Registration Dossier

Toxicological information

Carcinogenicity

Currently viewing:

Administrative data

Description of key information

Considering that gluconate is an endogenously occurring compound that is utilized by the body in a normal physiological process, studies addressing the mutagenicity/genotoxicity of gluconate are not deemed necessary as it is expected that the compound is not carcinogenic.

Key value for chemical safety assessment

Additional information

In accordance with section 1 of REACH (REGULATION (EC) No 1907/2006) Annex XI, the carcinogenicity study (required in section 8.9.1) does not need to be conducted as there is sufficient weight of evidence from several independent sources of information leading to the conclusion that the substance is not carcinogenic.

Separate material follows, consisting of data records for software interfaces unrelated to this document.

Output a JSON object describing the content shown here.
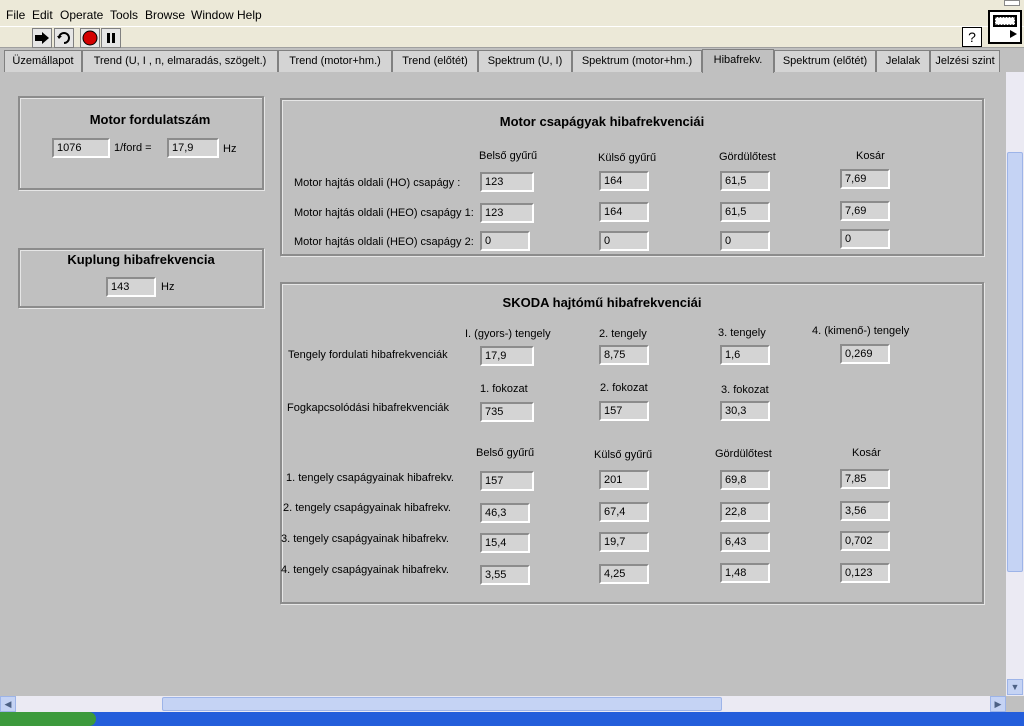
{
  "menu": [
    "File",
    "Edit",
    "Operate",
    "Tools",
    "Browse",
    "Window",
    "Help"
  ],
  "help_label": "?",
  "tabs": [
    "Üzemállapot",
    "Trend (U, I , n, elmaradás, szögelt.)",
    "Trend (motor+hm.)",
    "Trend (előtét)",
    "Spektrum (U, I)",
    "Spektrum (motor+hm.)",
    "Hibafrekv.",
    "Spektrum (előtét)",
    "Jelalak",
    "Jelzési szint"
  ],
  "motor_speed": {
    "title": "Motor fordulatszám",
    "rpm": "1076",
    "ford_label": "1/ford =",
    "hz_value": "17,9",
    "unit": "Hz"
  },
  "coupling": {
    "title": "Kuplung hibafrekvencia",
    "value": "143",
    "unit": "Hz"
  },
  "bearings": {
    "title": "Motor csapágyak hibafrekvenciái",
    "columns": [
      "Belső gyűrű",
      "Külső gyűrű",
      "Gördülőtest",
      "Kosár"
    ],
    "rows": [
      {
        "label": "Motor hajtás oldali (HO) csapágy :",
        "values": [
          "123",
          "164",
          "61,5",
          "7,69"
        ]
      },
      {
        "label": "Motor hajtás oldali (HEO) csapágy 1:",
        "values": [
          "123",
          "164",
          "61,5",
          "7,69"
        ]
      },
      {
        "label": "Motor hajtás oldali (HEO) csapágy 2:",
        "values": [
          "0",
          "0",
          "0",
          "0"
        ]
      }
    ]
  },
  "gearbox": {
    "title": "SKODA hajtómű hibafrekvenciái",
    "shaft_columns": [
      "I. (gyors-) tengely",
      "2. tengely",
      "3. tengely",
      "4. (kimenő-) tengely"
    ],
    "shaft_row": {
      "label": "Tengely fordulati hibafrekvenciák",
      "values": [
        "17,9",
        "8,75",
        "1,6",
        "0,269"
      ]
    },
    "gear_columns": [
      "1. fokozat",
      "2. fokozat",
      "3. fokozat"
    ],
    "gear_row": {
      "label": "Fogkapcsolódási hibafrekvenciák",
      "values": [
        "735",
        "157",
        "30,3"
      ]
    },
    "bearing_columns": [
      "Belső gyűrű",
      "Külső gyűrű",
      "Gördülőtest",
      "Kosár"
    ],
    "bearing_rows": [
      {
        "label": "1. tengely csapágyainak hibafrekv.",
        "values": [
          "157",
          "201",
          "69,8",
          "7,85"
        ]
      },
      {
        "label": "2. tengely csapágyainak hibafrekv.",
        "values": [
          "46,3",
          "67,4",
          "22,8",
          "3,56"
        ]
      },
      {
        "label": "3. tengely csapágyainak hibafrekv.",
        "values": [
          "15,4",
          "19,7",
          "6,43",
          "0,702"
        ]
      },
      {
        "label": "4. tengely csapágyainak hibafrekv.",
        "values": [
          "3,55",
          "4,25",
          "1,48",
          "0,123"
        ]
      }
    ]
  },
  "colors": {
    "background": "#c0c0c0",
    "run_stop": "#d40000"
  }
}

Gluconate is an oxidative metabolite of glucose best known to occur in microorganisms, but also occurring in mammals (Rezzi, et al., 2009). Glucose is oxidized to gluconate by glucose 1-dehydrogenase, which occurs in mammalian tissues (Harrison, 1932). Gluconate enters the pentose phosphate pathway via conversion to 6-phosphogluconate, a metabolic route of glucose catabolism. The formation of 6-phosphogluconate from exogenous gluconate has been demonstrated in mammals, demonstrating mammalian enzymatic capabilities for metabolizing gluconate (Leder, 1957; Hakim & Moss, 1974). Gluconokinase is the enzyme responsible for catalyzing the phosphorylation of gluconate to 6-phosphogluconate and has been identified in mammalian tissues, such as the brain and kidneys (Hakim & Moss, 1974). Thus, gluconate occurs endogenously from the oxidative metabolism of glucose and is utilized in a well-known biochemical pathway (the pentose phosphate pathway) of glucose catabolsim via the action of gluconokinase. Considering that gluconate is an endogenously occurring compound that is utilized by the body in a normal physiological process, studies addressing the mutagenicity/genotoxicity of gluconate are not deemed necessary as it is expected that the compound is not carcinogenic.

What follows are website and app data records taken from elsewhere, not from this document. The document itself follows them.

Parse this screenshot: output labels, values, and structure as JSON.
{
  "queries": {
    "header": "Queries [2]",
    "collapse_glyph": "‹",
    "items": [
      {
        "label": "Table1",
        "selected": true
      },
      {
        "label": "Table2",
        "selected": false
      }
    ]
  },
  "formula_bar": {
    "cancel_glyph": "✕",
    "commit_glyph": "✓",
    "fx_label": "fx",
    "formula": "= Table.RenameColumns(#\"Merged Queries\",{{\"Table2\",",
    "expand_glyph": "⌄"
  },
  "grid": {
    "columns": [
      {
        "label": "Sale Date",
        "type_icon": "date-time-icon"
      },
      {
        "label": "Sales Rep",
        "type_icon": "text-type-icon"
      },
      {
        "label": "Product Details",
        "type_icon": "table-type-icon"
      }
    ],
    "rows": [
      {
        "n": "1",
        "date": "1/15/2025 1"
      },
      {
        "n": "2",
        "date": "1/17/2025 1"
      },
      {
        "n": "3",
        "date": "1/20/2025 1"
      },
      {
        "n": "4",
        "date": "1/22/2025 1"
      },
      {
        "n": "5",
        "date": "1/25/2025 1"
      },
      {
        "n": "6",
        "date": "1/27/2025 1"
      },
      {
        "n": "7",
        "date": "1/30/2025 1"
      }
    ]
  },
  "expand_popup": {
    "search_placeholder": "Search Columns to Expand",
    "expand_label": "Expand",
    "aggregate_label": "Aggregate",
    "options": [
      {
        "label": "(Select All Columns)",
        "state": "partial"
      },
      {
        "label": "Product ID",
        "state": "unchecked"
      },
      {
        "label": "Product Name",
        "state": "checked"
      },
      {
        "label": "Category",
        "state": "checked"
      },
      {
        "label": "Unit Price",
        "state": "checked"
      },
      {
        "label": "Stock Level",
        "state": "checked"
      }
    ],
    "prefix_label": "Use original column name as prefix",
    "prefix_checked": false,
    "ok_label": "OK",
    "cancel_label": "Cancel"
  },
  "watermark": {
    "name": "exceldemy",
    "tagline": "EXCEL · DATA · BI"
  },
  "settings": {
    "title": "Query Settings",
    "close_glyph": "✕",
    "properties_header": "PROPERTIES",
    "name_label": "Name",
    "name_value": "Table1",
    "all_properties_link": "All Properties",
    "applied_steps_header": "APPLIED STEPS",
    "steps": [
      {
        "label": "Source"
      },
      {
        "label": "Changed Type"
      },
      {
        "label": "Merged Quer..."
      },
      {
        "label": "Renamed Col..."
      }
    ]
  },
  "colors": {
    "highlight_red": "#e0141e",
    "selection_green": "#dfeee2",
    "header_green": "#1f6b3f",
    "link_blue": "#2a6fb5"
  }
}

Finally, D-gluconic acid (E 574) / D-glucono-1,5 lactone (E 575) are permitted food additives under European Union law and can be used without restrictions according to the ‘quantum satis’ principle according to Commission Regulation 1129/2011 amending Annex II to Regulation 1333/2008 by establishing a Union list of food additives. Commission Regulation 231/2012 laying down specifications for food additives listed in Annexes II and III to Regulation 1333/2008 sets out the purity criteria to be respected.  The substance(s) have in the past been assessed for their safety by the Joint FAO/WHO Expert Committee on Food Additives (JECFA) in 1999http://www.inchem.org/documents/jecfa/jecmono/v042je12.htmand found as safe.  The ADI (Acceptable Daily Intake) was set as ‘not specified’

Reference List:

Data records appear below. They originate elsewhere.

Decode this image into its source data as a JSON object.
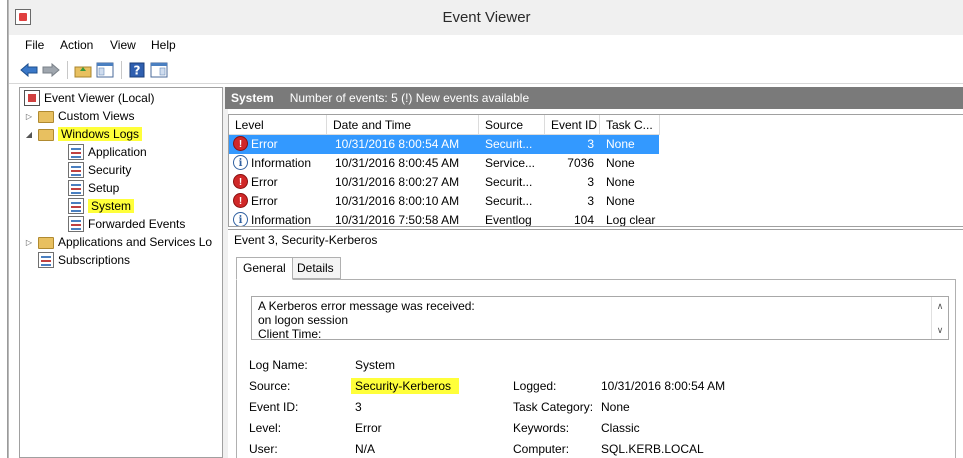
{
  "window": {
    "title": "Event Viewer"
  },
  "menu": [
    "File",
    "Action",
    "View",
    "Help"
  ],
  "tree": {
    "root": "Event Viewer (Local)",
    "custom_views": "Custom Views",
    "windows_logs": "Windows Logs",
    "application": "Application",
    "security": "Security",
    "setup": "Setup",
    "system": "System",
    "forwarded": "Forwarded Events",
    "apps_services": "Applications and Services Lo",
    "subscriptions": "Subscriptions"
  },
  "header": {
    "name": "System",
    "info": "Number of events: 5 (!) New events available"
  },
  "columns": [
    "Level",
    "Date and Time",
    "Source",
    "Event ID",
    "Task C..."
  ],
  "events": [
    {
      "level": "Error",
      "kind": "error",
      "datetime": "10/31/2016 8:00:54 AM",
      "source": "Securit...",
      "id": "3",
      "task": "None",
      "selected": true
    },
    {
      "level": "Information",
      "kind": "info",
      "datetime": "10/31/2016 8:00:45 AM",
      "source": "Service...",
      "id": "7036",
      "task": "None",
      "selected": false
    },
    {
      "level": "Error",
      "kind": "error",
      "datetime": "10/31/2016 8:00:27 AM",
      "source": "Securit...",
      "id": "3",
      "task": "None",
      "selected": false
    },
    {
      "level": "Error",
      "kind": "error",
      "datetime": "10/31/2016 8:00:10 AM",
      "source": "Securit...",
      "id": "3",
      "task": "None",
      "selected": false
    },
    {
      "level": "Information",
      "kind": "info",
      "datetime": "10/31/2016 7:50:58 AM",
      "source": "Eventlog",
      "id": "104",
      "task": "Log clear",
      "selected": false
    }
  ],
  "detail": {
    "title": "Event 3, Security-Kerberos",
    "tabs": [
      "General",
      "Details"
    ],
    "message_lines": [
      "A Kerberos error message was received:",
      "on logon session",
      "Client Time:"
    ],
    "labels": {
      "log_name": "Log Name:",
      "source": "Source:",
      "event_id": "Event ID:",
      "level": "Level:",
      "user": "User:",
      "logged": "Logged:",
      "task_category": "Task Category:",
      "keywords": "Keywords:",
      "computer": "Computer:"
    },
    "values": {
      "log_name": "System",
      "source": "Security-Kerberos",
      "event_id": "3",
      "level": "Error",
      "user": "N/A",
      "logged": "10/31/2016 8:00:54 AM",
      "task_category": "None",
      "keywords": "Classic",
      "computer": "SQL.KERB.LOCAL"
    }
  },
  "icons": {
    "error_glyph": "!",
    "info_glyph": "i",
    "back": "back-arrow-icon",
    "forward": "forward-arrow-icon",
    "help_glyph": "?"
  }
}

Hakim, A. & Moss, G., 1974. The effect of ether anesthesia on cerebral glucose metabolism - The pentose phosphate pathway. Anesthesiology, 34(3), pp. 261-267.

Harrison, D., 1932. The product of the oxidation of glucose by glucose dehydrogenase. Biochem J, 26(4), pp. 1295-1299.

Leder, I., 1957. Hog kidney gluconokinase. J Biol chem, Volume 255, pp. 125-136.

Rezzi, S. et al., 2009. Metabolic shifts due to long-term caloric restrion revealed in nonhuman primates. Exp Gerontol, 44(5), pp. 356-372.

Justification for classification or non-classification

The substance does not meet the criteria for classification and labelling for this endpoint, as set out in Regulation (EC) NO. 1272/2008.